Why do we always tend to hide under layers of clothes and filters to show an imposted body, why not show our body as it is? I want to dance free of beauty canons, I want to assimilate the imperfections of my body to make them perfect as Siquier's robust bodies are for me, I want to discover where our body goes when we flee from our physical complexes and show it as it is.
I felt comfortable and free, let me dance naked.
I decide to start with the work of Rudy Ayoun, a French artist of whom I could understand a contemporary still life because of the importance he gave to the apparent objects in space.
My imagination takes me back to the Andalusian farmhouses of the 19th century, and therefore to my roots and my childhood. This makes my body move from observation and calm to discover how to decode the classical codes of the Cordovan hat and find other aesthetic dynamics beyond those I have used so far. I was closer to it than ever before and at the same time further away to see how a knee, an elbow, a shoulder or a foot can create dance and aesthetic harmonies between this element and the body as valid and beautiful as the conventional ones.

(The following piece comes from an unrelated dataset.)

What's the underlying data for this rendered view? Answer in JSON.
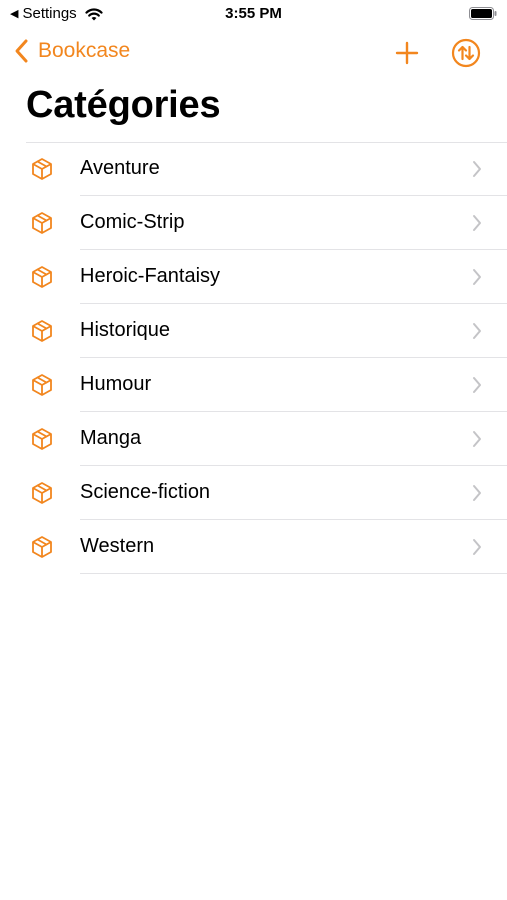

Next, I am inspired by the work of Julien Deprez, a French artist who develops robots dedicated to pictorial creation. My head goes to the avant-garde of Vicente Escudero and I imagine him dancing to the sound produced by the machines in the printing press where he worked, I also think of how his feet might sound when he stamped his feet in the sewers to get acoustics out of them. This makes me focus on trying out what sounds the different corners of the space where I dance can produce, I go around the corners, I climb on a small existing podium, I dance in the centre and play with the different sound states that the space produces.
Honestly, nothing interesting appears more than the mere idea of using different elements in the scene that change the tonality or the acoustics of the “zapateado”. Maybe it is because a constant percussive sound of the feet when dancing is what interests me the least. For me, the tapping of the feet has to be used in the dance just when needed, however I find the most beautiful sensations when I let myself be carried away by the music or by the silence, giving more importance to my body than to the strength of my feet. As we dancers tend to say colloquially, “I am more of a dancer from the waist up”.
Finally, I look at the work of Xie Lei, a Chinese artist who moves between figuration and abstraction. I lean towards the abstract, towards the surreal, my body enters into a state of tension and muscular distention that makes me stick to the ground and my body tremble, finding here other forms of expression that I later develop in the studio to make them my own. After the disorder of the body caused by this trembling I observe the image and it incites me to bleat to silence, the sensations I feel are pleasant because the movements appear fluid. The small sounds produced by my own breathing are also danceable, the floor slabs made of small stones incite me to make precise sounds and all this makes a special magic come out of nothing.
Before I finish I sit down on the floor to enjoy this work one last time, the precious silence that exists and the special energy that I perceive from the people around me.
HOUSE OF FLAMENKA
A London production in which I was commissioned to choreograph the Musical House of FlameKa by the artist Karen Ruimy under the direction of Allene Philin for the Sanderlwell Theatres in London.
The most commercial show I have done, a Musical where the fusion of flamenco with other musical genres has been the main theme.
A project created with 20 dancers from different disciplines (10 of them flamenco dancers) from several research workshops where they found formulas to fuse movements created from flamenco with styles such as pop, rock, or hip hop...